Sin makes a gigantic mess of everything, doesn't it? It's why the world refuses to accept the reality of the sexes. It's why the world refuses to accept the teachings of Scripture. It's why the world can't see its own hypocrisy. It's why Leonardo DiCaprio flies across the globe in a private jet to lecture you and me about the dangers of fossil fuels and people are confused why we'd call him a hypocrite. Sin makes our business dealings a bit more complicated than we'd like.

I don't care if you boycott Target or if you keep shopping there. But I want to ask some questions to help you come to a personal decision:

  • What verse or doctrine would you cite as to why you are boycotting Target?
  • What will you do when most every retail store adopts similar bathroom policies?
  • Do you ever eat at a restaurant that serves alcohol and permits people to get drunk?
    • How is that restaurant not facilitating sin and mocking God in the same way Target is?
  • Are you boycotting because of genuine conviction and concern for safety or for outward piety?

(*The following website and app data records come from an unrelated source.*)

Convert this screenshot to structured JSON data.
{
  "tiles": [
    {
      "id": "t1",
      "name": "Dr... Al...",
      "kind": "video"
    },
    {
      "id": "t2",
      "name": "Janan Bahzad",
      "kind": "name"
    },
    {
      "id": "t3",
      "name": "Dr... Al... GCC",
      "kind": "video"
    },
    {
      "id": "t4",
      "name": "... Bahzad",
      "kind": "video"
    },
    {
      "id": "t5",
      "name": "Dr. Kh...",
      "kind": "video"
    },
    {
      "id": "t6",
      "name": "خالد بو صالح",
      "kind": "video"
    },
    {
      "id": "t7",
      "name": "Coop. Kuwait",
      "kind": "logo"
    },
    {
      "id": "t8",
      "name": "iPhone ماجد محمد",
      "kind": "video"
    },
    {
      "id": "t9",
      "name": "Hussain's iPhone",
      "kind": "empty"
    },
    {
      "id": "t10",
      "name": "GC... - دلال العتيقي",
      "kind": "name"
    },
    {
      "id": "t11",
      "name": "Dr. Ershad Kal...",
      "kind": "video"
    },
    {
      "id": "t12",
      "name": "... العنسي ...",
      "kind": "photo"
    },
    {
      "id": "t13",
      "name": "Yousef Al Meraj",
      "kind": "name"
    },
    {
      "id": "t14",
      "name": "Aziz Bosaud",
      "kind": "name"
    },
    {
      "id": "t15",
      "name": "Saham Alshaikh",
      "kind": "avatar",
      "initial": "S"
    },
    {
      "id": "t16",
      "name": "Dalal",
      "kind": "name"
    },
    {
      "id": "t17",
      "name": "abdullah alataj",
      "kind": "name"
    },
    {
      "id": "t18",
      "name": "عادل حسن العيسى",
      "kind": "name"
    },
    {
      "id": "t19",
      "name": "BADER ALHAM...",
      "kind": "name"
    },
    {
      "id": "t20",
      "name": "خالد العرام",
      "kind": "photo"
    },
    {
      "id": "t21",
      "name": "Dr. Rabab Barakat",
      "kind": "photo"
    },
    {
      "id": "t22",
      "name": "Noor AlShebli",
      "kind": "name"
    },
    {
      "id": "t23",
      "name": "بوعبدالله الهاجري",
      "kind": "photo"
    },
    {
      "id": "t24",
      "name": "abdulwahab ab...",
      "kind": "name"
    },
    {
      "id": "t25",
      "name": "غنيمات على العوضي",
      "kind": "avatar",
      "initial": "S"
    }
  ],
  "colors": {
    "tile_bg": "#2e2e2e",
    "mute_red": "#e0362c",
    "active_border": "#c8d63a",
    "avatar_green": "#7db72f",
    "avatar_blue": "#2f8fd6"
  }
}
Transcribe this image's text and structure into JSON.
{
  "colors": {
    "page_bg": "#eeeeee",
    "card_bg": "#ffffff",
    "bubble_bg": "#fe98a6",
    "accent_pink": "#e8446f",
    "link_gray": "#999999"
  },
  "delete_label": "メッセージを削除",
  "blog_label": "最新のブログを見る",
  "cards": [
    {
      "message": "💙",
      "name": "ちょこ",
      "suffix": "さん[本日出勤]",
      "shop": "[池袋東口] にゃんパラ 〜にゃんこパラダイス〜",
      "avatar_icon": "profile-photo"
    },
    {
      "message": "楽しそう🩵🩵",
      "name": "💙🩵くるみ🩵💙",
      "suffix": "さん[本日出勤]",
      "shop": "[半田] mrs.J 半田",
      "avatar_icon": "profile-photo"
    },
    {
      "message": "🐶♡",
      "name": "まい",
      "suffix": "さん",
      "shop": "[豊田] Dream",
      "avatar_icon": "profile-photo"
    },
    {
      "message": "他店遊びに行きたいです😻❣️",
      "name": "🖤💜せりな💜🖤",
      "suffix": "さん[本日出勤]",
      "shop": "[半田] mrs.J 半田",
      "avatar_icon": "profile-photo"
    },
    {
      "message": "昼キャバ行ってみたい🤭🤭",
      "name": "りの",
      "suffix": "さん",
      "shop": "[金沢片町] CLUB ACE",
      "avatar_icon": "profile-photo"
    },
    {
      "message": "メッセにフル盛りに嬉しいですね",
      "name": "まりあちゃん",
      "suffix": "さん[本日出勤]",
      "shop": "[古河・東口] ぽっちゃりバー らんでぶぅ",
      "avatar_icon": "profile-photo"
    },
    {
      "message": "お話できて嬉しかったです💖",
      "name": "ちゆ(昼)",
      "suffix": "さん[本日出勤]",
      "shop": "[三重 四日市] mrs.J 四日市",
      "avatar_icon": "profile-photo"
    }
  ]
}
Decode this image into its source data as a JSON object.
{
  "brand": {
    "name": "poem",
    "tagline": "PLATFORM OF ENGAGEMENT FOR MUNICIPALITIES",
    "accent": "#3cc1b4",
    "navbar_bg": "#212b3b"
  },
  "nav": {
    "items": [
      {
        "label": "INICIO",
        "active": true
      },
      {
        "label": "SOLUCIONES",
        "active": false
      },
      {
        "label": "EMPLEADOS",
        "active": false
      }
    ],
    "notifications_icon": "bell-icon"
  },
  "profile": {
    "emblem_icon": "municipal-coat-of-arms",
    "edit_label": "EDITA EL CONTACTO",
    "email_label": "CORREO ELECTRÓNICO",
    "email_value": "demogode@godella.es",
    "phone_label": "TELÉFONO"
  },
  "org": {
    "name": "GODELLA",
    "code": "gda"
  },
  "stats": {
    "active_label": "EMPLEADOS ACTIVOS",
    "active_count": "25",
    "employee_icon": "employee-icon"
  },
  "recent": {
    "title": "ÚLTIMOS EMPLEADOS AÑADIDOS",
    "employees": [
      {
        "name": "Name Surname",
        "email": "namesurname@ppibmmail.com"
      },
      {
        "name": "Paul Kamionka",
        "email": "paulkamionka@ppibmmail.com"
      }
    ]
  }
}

  • What would it take for you to stop shopping at Target? 
  • Are you convinced it's permissible to shop at Target? 
  • If many others are boycotting, having been genuinely convinced it's a Christian duty, and would be offended that you keep shopping there, will you be willing to no longer shop there? 
  • Are you refusing to boycott because you just looove Target?

I get the safety concern. I understand that aspect. But I have a couple thoughts about that, too. One solution would be to use Target's family restroom. Another would be to not use their restrooms at all. I don't think either of those are unreasonable solutions. I'm also wondering if the increased instances of men creeping in bathrooms is evidence of a sensationalized media or evidence of an increase in the crime. I don't want to underestimate the depravity of the human heart, especially the male's inclination for perversion, but I also don't want to slide down a slippery slope. I'm not convinced either way here. As a man who understands the male mindset I tend to lean toward this crime actually increasing rather than it just being reported on more but I'm willing to admit I could be wrong.

What else would we expect from a Steelers fan?
Along the lines of safety I'd also add that that safety is the very reason I don't take my son to Wal-Mart. Amen? So if I'm putting my cards on the table here, that's where I'm at with Wal-Mart. I think it's an unnecessary risk to take my son to Wal-Mart. That's probably me over exaggerating some stereotypes more than anything else, but, at least until recently I considered Target a significantly safer option than Wal-Mart. You know what I'm talking about. 

I'll conclude by citing Romans 14 and the principle of conscience. If you're not fully convinced you should keep shopping at Target, don't! Don't go there! Don't take the first step in searing your conscience. 
If you have a Christian brother or sister who is shopping at Target and you're boycotting, don't judge them according to your standard. The only thing black and white about this issue is that it's a gray area so it wouldn't be wise to rebuke people for shopping there. You can offer loving correction, instruction or counsel but we're not within our rights to tell people where they can and cannot buy kitchen utensils. 
Don't flaunt your freedom if you do keep shopping there. This is the issue I take when Christians sometimes flaunt their freedom to drink. That's such a divisive issue and when we post pictures of our favorite brews or mixed drinks online, are we considering how sensitive of an issue this is? The same could be said of movies. I, for a long time, didn't pause to think about the effects of me talking positively about a movie many Christians would find offensive. 

My aim is to encourage us all to weigh our motivations. Why are we making the choice we are making? Is it wise? Is it biblical? Does my decision honor God? Does my decision interfere with my testimony? Am I putting an unnecessary stumbling block on the ground? Is my decision stemming from a lack of faith in God?

Obviously much more could be said about either side. People have better cases for boycotting or not boycotting than I have put forth. This wasn't meant as a comprehensive argument, so please weigh in and offer correction where I may have erred in my thinking!